The son of an Orléans seed merchant, who married the daughter of the mayor of Étampes, François Marcille, a keen draughtsman, moved to Paris to spend time at the Louvre, copying works by Greuze or buying engravings of works by Prud'hon, who always occupied a central place in his life, and to whose critical success he considerably contributed. Henri de Chennevières left a colourful account of his home in Rue de Tournon, open to the curious and artists alike: "The clutter inside his house, where the day's purchases piled up randomly each evening, in no way detracted from the powerful impression created, and so it went on (...) We had lunch standing up; we sometimes ate dinner one by one, if there was no room at table for the new arrivals." Although he collected nearly 4,600 paintings, including thirty Chardins, forty Bouchers, eighteen Latours, fifteen Perronneaus and twenty-five Fragonards, Prud'hon was far more than a simple collector's passion for him. For in 1876, the "Marcilles", father and son, saved the painter's daughter from poverty by staging an exhibition at the École des Beaux-arts to provide her with an annuity for her old age. This noble action was reported in most newspapers at the time, and helped to make the painter's work popular again.
"How can the soul be materialised?"
The painting's entry into the Louvre is important in several ways. The Director of the Paintings Department reminds us that "it is an unfinished painting in very good condition,, even if there are premature cracks, as always with the artist.

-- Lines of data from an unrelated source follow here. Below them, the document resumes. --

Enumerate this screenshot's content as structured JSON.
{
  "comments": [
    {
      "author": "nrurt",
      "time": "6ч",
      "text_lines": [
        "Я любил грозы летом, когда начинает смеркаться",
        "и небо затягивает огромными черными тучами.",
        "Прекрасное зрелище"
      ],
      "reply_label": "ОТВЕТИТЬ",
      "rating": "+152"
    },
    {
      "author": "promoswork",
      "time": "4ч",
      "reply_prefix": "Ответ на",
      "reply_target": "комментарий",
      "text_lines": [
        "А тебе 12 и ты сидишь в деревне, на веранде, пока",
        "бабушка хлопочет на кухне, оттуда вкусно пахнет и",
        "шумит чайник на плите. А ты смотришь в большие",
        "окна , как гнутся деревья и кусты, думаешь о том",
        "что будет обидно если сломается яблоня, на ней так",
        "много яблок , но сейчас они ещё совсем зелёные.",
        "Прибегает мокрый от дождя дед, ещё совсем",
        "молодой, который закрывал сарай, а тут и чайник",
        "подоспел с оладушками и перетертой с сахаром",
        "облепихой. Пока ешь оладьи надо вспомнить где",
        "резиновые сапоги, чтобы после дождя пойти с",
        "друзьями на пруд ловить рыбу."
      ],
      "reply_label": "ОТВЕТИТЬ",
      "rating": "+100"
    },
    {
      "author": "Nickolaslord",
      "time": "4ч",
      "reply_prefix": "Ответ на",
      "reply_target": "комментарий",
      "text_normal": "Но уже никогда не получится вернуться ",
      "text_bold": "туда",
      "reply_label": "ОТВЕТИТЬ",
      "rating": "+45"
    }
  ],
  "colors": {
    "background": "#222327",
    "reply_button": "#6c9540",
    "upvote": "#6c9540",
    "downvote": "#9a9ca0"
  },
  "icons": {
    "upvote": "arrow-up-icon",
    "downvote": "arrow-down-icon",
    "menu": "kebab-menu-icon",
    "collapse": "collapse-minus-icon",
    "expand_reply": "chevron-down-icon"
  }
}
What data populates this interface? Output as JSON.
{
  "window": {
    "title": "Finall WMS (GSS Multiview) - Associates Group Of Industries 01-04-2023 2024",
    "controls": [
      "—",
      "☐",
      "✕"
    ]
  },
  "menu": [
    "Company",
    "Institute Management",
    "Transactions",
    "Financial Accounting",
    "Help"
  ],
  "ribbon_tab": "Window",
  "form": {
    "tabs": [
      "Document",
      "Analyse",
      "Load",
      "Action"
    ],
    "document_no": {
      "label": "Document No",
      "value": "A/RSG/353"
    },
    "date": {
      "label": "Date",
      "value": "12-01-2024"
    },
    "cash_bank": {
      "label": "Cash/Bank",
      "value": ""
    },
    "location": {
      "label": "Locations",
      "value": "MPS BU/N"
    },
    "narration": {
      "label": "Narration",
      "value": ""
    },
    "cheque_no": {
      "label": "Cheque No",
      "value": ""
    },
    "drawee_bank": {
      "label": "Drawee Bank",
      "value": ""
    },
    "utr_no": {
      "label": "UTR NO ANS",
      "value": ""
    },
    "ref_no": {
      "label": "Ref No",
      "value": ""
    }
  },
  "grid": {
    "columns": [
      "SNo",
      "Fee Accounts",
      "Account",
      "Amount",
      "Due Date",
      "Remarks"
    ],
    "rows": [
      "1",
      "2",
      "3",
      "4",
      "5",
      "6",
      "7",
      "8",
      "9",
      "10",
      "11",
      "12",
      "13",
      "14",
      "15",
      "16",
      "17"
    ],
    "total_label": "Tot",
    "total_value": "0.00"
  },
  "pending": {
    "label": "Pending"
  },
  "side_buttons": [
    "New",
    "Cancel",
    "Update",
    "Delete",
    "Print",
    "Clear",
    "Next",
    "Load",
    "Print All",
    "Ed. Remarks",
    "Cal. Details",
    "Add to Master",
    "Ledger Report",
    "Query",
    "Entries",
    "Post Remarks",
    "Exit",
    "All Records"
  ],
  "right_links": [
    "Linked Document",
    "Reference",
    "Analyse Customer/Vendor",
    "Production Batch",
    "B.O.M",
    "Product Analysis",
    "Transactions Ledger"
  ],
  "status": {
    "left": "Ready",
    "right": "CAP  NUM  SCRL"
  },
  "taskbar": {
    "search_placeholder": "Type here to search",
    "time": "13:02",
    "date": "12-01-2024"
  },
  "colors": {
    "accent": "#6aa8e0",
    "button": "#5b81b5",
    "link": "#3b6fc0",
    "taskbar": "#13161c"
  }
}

But it is above all a very fine work, where he excels in the remarkable treatment of those pearly complexions that add to the image of the subject itself. How can a departing soul be materialised? Through a painting that is itself almost immaterial." The execution thus reflects the theme. In 1997, Sylvain Laveissière showed, with supporting documentation, that Prud'hon had conceived the idea of it before Constance Mayer's suicide two years earlier. But with the death of his companion, the theme took on an extremely personal and tragic aspect. Certainly, unlike the sketch for the Dream of Happiness (which the museum bought this summer through the action of Nicolas Joly), L'Âme brisant les liens qui l'attache à la terre is not directly related to their collaborative work, but provides proof of their attachment, says Louis-Antoine Prat, president of Les Amis du Louvre: "Whether or not he painted it after her death as a kind of catharsis, the composition reflects the darkness of Prud'hon's final two years. But even beyond its tragic context, it is a milestone in the history of early 19th century French art – as we are finding with the seemingly impossible task of deciding exactly where to hang it!" As Sébastien Allard explains: "It is a really interesting work, because it provides a link with Guido Reni, who had such an influence on French painting (many of his works are now in the Louvre) – but it could also fit very well in the Daru Room alongside Neoclassical masterpieces by David, Guérin and Girodet, or in the Mollien Room with great Romantic paintings by Delacroix, Géricault, Delaroche and Scheffer. This will be a truly tricky matter. " While Prud'hon's Christ on the Cross is in the Mollien Room, Justice and Divine Vengeance Pursuing Crime and The Abduction of Psyche are in the Daru Room. But whether or not it ends up near Ingres' La Grande Odalisque is not important: the Société des Amis du Louvre has achieved a small miracle just before Christmas, enabling L'Âme brisant les liens qui l'attache à la terre to join the two religious commissions Prud'hon painted in his twilight years for the French state: The Dead Christ and The Assumption. After being sold by François Marcille's descendants to Alain Le Gaillard through the Didier Aaron gallery, the work, "the highlight of the 1997 exhibition", and Louis-Antoine Prat's dream ever since, was acquired for the sum of €4 million.